EXERCISE DIRECTIONS =
Line tally for "this": state how many lines of the entries include it, with no other text.

--- RECORDS SHOWN Enclosed Below ---

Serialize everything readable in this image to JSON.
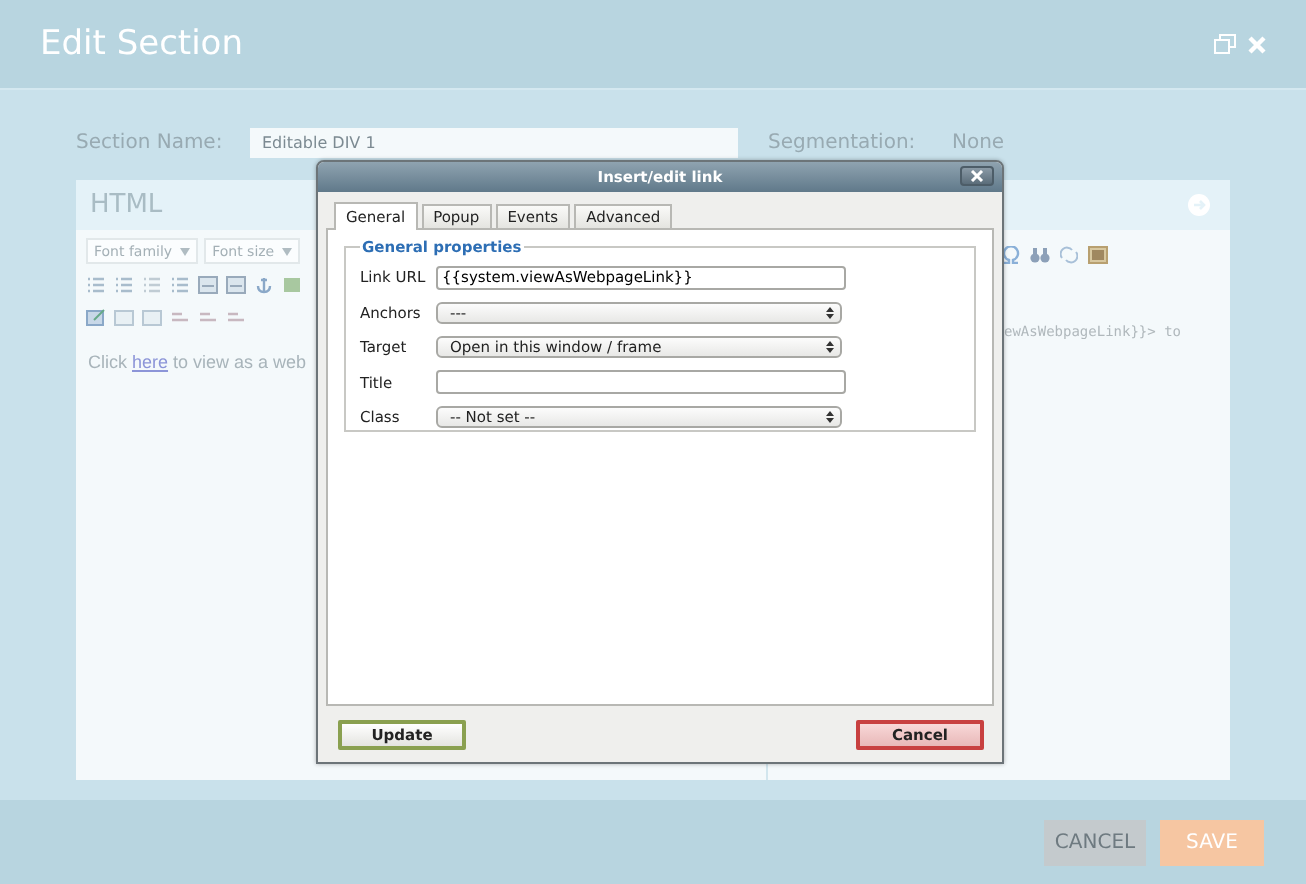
{
  "window": {
    "title": "Edit Section"
  },
  "section_name": {
    "label": "Section Name:",
    "value": "Editable DIV 1"
  },
  "segmentation": {
    "label": "Segmentation:",
    "value": "None"
  },
  "editor": {
    "title": "HTML",
    "font_family": "Font family",
    "font_size": "Font size",
    "content": {
      "before": "Click ",
      "link": "here",
      "after": " to view as a web"
    }
  },
  "source_view": {
    "text": "ewAsWebpageLink}}> to"
  },
  "dialog": {
    "title": "Insert/edit link",
    "tabs": [
      {
        "label": "General",
        "selected": true
      },
      {
        "label": "Popup",
        "selected": false
      },
      {
        "label": "Events",
        "selected": false
      },
      {
        "label": "Advanced",
        "selected": false
      }
    ],
    "legend": "General properties",
    "fields": [
      {
        "label": "Link URL",
        "kind": "text",
        "value": "{{system.viewAsWebpageLink}}"
      },
      {
        "label": "Anchors",
        "kind": "select",
        "value": "---"
      },
      {
        "label": "Target",
        "kind": "select",
        "value": "Open in this window / frame"
      },
      {
        "label": "Title",
        "kind": "text"
      },
      {
        "label": "Class",
        "kind": "select",
        "value": "-- Not set --"
      }
    ],
    "buttons": [
      {
        "label": "Update",
        "kind": "confirm"
      },
      {
        "label": "Cancel",
        "kind": "cancel"
      }
    ]
  },
  "footer_buttons": [
    {
      "label": "CANCEL",
      "kind": "secondary"
    },
    {
      "label": "SAVE",
      "kind": "primary"
    }
  ]
}
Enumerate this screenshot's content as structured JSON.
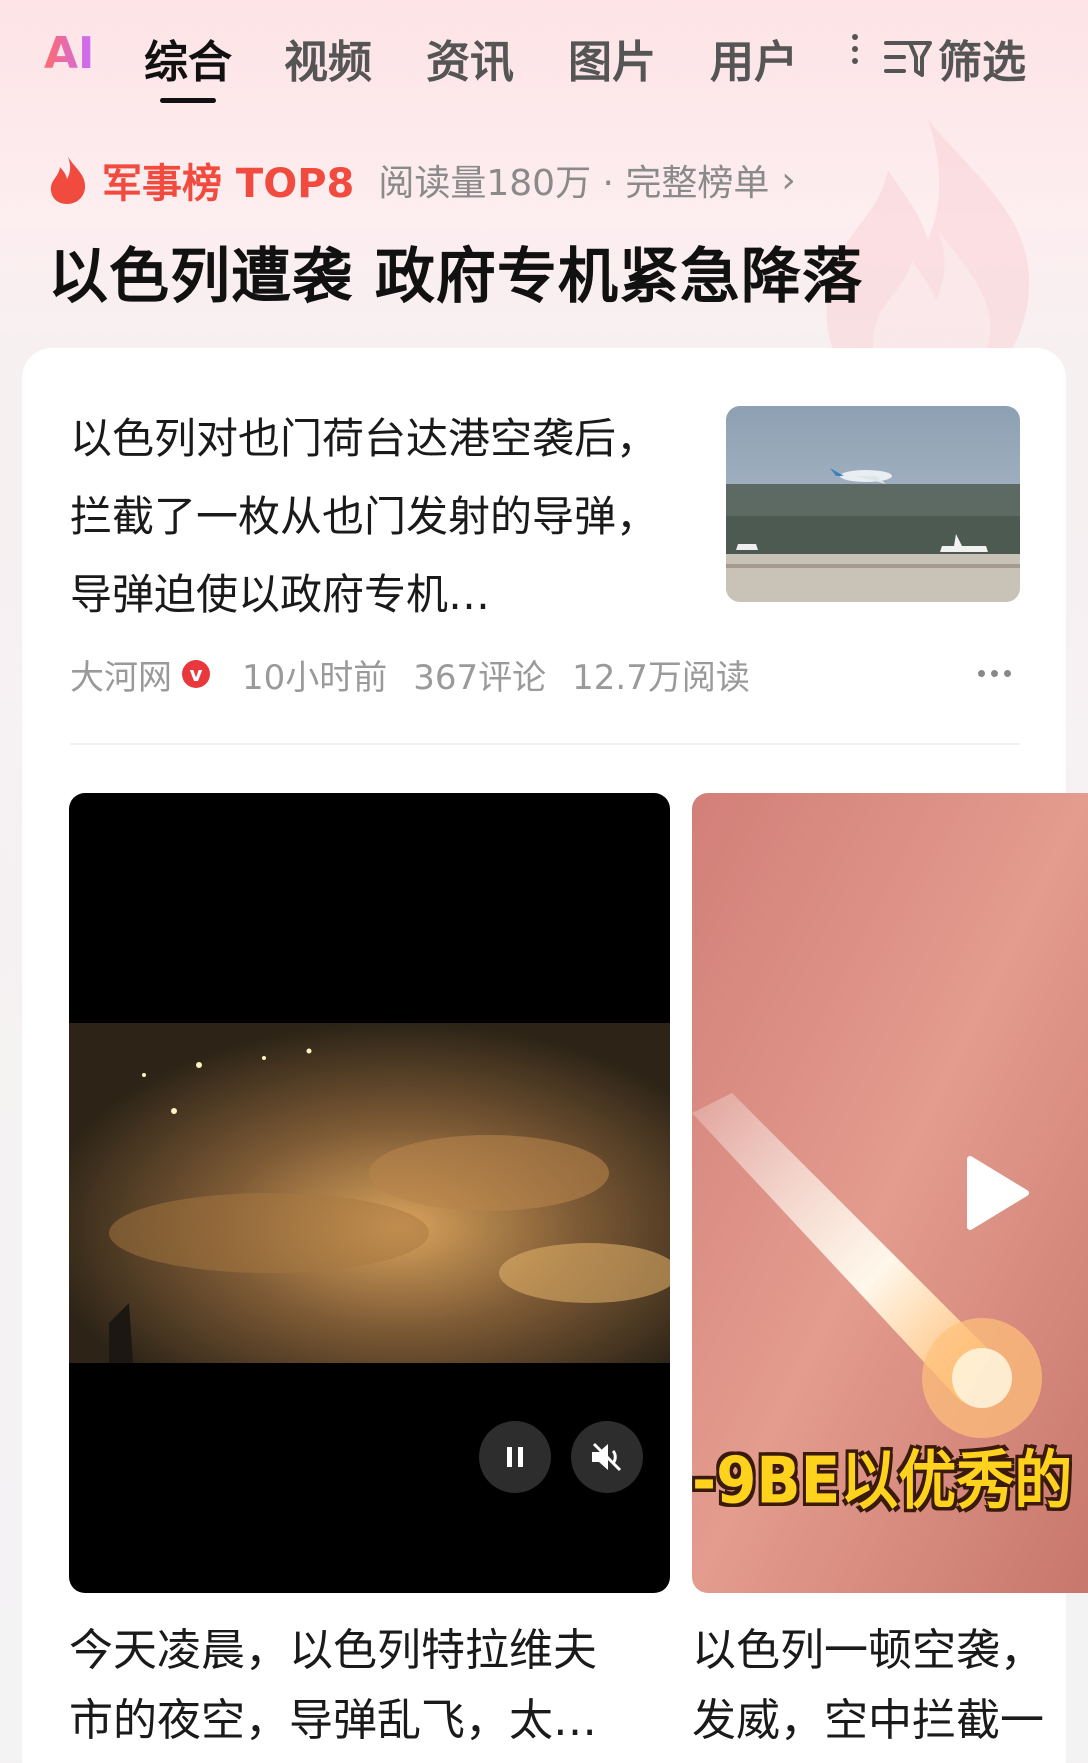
{
  "tabs": {
    "ai_label": "AI",
    "items": [
      {
        "label": "综合"
      },
      {
        "label": "视频"
      },
      {
        "label": "资讯"
      },
      {
        "label": "图片"
      },
      {
        "label": "用户"
      }
    ],
    "active_index": 0,
    "filter_label": "筛选"
  },
  "hot_rank": {
    "title": "军事榜 TOP8",
    "meta": "阅读量180万 · 完整榜单",
    "headline": "以色列遭袭 政府专机紧急降落"
  },
  "article": {
    "text": "以色列对也门荷台达港空袭后，拦截了一枚从也门发射的导弹，导弹迫使以政府专机…",
    "source": "大河网",
    "verified_mark": "v",
    "time": "10小时前",
    "comments": "367评论",
    "reads": "12.7万阅读"
  },
  "videos": [
    {
      "title_line1": "今天凌晨，以色列特拉维夫",
      "title_line2": "市的夜空，导弹乱飞，太…"
    },
    {
      "caption": "-9BE以优秀的",
      "title_line1": "以色列一顿空袭，",
      "title_line2": "发威，空中拦截一"
    }
  ],
  "colors": {
    "accent": "#f14b3f",
    "badge": "#e8383d",
    "caption": "#ffd21e"
  }
}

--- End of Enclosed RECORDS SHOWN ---

SOLVED EXERCISE =
3